**Records to process:**
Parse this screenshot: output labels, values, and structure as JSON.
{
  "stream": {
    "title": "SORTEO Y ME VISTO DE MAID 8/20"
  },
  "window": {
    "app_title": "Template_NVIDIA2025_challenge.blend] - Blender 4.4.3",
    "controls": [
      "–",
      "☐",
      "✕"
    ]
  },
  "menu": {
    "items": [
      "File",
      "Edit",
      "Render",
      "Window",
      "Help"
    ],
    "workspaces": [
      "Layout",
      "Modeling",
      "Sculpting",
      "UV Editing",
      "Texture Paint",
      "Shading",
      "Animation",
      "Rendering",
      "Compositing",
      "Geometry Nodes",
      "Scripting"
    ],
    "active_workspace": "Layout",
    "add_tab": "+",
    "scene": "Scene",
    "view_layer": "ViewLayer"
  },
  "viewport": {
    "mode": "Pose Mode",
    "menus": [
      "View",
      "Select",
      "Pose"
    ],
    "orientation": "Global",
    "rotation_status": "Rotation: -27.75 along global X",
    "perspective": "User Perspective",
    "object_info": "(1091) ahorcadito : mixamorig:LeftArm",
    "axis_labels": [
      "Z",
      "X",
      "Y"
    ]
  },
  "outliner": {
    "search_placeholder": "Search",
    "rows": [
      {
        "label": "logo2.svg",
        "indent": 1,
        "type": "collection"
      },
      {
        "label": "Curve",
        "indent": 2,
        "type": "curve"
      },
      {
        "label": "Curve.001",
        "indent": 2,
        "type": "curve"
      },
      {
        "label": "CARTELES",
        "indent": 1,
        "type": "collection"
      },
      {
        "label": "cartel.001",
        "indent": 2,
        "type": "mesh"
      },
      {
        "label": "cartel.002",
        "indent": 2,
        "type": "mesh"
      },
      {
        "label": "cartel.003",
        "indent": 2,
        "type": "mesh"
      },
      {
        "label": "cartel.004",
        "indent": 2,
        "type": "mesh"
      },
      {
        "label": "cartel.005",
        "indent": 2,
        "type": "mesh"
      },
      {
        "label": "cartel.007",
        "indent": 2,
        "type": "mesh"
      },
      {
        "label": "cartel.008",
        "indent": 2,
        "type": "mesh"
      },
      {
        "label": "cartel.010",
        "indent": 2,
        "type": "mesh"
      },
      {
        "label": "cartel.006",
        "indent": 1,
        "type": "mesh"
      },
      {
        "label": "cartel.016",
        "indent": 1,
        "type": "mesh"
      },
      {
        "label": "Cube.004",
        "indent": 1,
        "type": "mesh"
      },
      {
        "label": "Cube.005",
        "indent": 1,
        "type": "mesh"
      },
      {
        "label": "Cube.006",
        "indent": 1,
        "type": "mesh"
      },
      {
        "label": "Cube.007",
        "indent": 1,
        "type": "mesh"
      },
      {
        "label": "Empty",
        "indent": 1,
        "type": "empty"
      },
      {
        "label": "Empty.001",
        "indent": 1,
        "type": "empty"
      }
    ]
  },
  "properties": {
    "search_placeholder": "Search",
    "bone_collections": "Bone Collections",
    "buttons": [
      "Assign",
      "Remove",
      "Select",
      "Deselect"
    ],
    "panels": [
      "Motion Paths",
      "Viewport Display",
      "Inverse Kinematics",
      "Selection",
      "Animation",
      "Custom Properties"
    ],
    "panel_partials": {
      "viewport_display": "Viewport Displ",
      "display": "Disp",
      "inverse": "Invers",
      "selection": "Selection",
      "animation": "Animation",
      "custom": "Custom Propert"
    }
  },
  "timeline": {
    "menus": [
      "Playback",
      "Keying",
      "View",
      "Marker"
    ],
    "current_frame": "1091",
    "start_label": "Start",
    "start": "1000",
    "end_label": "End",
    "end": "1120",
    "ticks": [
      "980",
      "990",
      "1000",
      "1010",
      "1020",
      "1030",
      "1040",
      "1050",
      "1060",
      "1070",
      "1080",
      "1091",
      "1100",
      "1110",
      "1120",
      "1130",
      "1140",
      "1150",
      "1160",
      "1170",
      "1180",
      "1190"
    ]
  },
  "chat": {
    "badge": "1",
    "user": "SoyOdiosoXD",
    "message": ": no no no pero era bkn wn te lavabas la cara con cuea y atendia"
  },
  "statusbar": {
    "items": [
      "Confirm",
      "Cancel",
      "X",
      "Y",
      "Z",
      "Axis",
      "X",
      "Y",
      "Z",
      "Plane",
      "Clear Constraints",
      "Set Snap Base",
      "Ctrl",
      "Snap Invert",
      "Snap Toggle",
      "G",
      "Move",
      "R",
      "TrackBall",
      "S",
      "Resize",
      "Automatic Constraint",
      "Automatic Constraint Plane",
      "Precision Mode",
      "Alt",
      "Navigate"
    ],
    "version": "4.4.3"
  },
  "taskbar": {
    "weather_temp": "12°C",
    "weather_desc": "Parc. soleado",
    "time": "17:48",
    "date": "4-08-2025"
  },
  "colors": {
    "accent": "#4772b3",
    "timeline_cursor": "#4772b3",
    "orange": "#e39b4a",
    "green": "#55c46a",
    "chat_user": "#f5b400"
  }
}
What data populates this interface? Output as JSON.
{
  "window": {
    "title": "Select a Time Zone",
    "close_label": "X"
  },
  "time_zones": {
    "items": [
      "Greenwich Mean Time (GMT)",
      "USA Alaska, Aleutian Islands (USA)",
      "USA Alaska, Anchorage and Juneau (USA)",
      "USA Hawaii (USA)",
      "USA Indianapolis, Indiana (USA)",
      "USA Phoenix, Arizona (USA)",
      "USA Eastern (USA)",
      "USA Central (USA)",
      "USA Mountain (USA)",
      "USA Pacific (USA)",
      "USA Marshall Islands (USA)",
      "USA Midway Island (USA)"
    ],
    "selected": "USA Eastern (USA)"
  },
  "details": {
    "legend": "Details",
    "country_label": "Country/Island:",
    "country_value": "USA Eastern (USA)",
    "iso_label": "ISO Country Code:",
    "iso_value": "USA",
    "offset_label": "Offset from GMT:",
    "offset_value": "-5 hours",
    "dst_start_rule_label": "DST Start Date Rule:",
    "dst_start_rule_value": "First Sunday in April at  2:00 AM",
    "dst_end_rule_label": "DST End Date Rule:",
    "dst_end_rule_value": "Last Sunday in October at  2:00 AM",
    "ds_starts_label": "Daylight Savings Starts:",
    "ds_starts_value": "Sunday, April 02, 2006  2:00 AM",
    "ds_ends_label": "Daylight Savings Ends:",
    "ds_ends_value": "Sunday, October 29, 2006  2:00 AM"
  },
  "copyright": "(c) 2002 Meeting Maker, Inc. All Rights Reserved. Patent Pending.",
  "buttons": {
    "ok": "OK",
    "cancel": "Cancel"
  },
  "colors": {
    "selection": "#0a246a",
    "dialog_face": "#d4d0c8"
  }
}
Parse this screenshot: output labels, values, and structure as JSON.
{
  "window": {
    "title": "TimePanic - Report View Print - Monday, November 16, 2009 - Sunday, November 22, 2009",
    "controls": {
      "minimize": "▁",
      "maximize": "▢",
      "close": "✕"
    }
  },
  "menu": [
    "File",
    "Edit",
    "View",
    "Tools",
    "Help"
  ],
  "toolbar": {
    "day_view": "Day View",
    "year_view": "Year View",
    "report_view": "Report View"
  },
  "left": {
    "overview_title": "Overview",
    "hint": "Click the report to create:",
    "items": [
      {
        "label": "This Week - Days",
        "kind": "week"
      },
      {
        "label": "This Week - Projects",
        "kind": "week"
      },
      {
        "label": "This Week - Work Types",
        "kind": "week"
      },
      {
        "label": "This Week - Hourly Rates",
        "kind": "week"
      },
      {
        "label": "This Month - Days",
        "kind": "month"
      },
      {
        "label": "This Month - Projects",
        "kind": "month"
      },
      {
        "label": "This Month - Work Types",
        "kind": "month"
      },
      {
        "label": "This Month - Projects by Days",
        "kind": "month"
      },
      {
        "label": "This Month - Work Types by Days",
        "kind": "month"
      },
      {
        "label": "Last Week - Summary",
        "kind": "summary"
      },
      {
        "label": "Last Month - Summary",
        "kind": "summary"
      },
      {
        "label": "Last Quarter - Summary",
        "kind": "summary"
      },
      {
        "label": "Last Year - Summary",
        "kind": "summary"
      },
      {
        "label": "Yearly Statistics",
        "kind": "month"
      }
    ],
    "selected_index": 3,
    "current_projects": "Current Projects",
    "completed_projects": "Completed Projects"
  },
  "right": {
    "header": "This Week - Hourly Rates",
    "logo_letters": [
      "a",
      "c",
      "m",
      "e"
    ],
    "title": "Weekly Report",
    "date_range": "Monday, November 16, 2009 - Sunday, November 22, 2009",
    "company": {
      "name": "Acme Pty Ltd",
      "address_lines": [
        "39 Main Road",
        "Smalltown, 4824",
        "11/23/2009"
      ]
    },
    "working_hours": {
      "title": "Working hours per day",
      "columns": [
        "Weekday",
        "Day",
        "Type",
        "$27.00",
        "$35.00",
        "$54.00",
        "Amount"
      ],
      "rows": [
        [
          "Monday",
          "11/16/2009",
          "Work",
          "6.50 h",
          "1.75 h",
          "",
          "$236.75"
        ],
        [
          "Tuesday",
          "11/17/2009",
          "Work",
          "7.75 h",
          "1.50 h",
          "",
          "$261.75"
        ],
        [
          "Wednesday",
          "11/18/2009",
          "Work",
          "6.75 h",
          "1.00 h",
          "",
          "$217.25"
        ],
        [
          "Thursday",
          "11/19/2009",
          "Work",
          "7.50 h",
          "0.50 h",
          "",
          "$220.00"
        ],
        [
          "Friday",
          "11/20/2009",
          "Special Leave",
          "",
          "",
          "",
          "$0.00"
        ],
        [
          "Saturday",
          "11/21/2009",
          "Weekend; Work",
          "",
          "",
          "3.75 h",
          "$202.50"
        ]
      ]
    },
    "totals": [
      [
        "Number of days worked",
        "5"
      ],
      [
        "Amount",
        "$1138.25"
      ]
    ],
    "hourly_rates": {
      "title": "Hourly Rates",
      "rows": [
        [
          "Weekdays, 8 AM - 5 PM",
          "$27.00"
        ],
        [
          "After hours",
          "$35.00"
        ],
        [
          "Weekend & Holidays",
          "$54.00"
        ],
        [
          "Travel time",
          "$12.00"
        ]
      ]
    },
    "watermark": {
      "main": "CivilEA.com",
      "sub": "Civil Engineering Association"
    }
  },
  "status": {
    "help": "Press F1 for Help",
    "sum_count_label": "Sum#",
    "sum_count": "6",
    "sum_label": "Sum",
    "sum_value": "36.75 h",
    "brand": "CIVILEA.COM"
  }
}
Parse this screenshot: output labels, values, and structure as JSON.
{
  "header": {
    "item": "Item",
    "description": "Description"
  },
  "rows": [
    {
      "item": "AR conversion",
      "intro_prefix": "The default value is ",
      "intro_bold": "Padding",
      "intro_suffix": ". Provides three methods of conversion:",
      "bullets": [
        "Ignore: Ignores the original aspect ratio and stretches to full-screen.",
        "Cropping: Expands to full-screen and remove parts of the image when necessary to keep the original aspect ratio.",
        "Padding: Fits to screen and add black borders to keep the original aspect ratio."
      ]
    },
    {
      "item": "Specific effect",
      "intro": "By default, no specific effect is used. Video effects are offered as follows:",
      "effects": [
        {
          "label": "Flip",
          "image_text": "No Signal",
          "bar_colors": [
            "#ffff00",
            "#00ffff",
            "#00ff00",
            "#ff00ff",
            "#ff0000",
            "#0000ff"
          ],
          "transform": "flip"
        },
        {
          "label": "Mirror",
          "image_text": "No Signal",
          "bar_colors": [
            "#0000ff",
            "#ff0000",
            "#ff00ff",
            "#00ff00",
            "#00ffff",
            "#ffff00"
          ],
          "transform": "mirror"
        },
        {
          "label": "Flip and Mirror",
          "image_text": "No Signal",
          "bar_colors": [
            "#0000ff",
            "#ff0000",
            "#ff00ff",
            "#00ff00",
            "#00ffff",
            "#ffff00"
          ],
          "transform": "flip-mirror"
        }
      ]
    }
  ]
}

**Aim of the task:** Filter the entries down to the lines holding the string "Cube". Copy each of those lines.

**Result:**
        "label": "Cube.004",
        "label": "Cube.005",
        "label": "Cube.006",
        "label": "Cube.007",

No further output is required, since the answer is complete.